Problem description: The string "ممثليهم" appears in some lines of the data. Report how many, with no other words.

-------- Given data --------

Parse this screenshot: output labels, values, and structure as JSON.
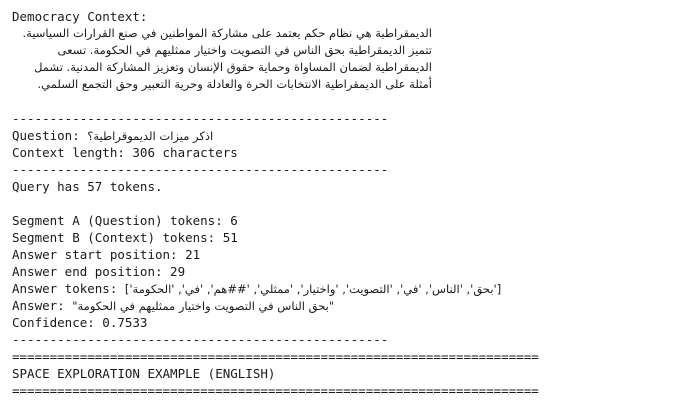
{
  "console": {
    "context_header": "Democracy Context:",
    "context_lines": [
      "الديمقراطية هي نظام حكم يعتمد على مشاركة المواطنين في صنع القرارات السياسية.",
      "تتميز الديمقراطية بحق الناس في التصويت واختيار ممثليهم في الحكومة. تسعى",
      "الديمقراطية لضمان المساواة وحماية حقوق الإنسان وتعزيز المشاركة المدنية. تشمل",
      "أمثلة على الديمقراطية الانتخابات الحرة والعادلة وحرية التعبير وحق التجمع السلمي."
    ],
    "dash_rule": "--------------------------------------------------",
    "question_label": "Question: ",
    "question_text": "اذكر ميزات الديموقراطية؟",
    "context_length_line": "Context length: 306 characters",
    "query_tokens_line": "Query has 57 tokens.",
    "segment_a_line": "Segment A (Question) tokens: 6",
    "segment_b_line": "Segment B (Context) tokens: 51",
    "answer_start_line": "Answer start position: 21",
    "answer_end_line": "Answer end position: 29",
    "answer_tokens_label": "Answer tokens: ",
    "answer_tokens_value": "['بحق', 'الناس', 'في', 'التصويت', 'واختيار', 'ممثلي', '##هم', 'في', 'الحكومة']",
    "answer_label": "Answer: ",
    "answer_value": "\"بحق الناس في التصويت واختيار ممثليهم في الحكومة\"",
    "confidence_line": "Confidence: 0.7533",
    "eq_rule": "======================================================================",
    "section_title": "SPACE EXPLORATION EXAMPLE (ENGLISH)"
  }
}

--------

Result of this exercise: 2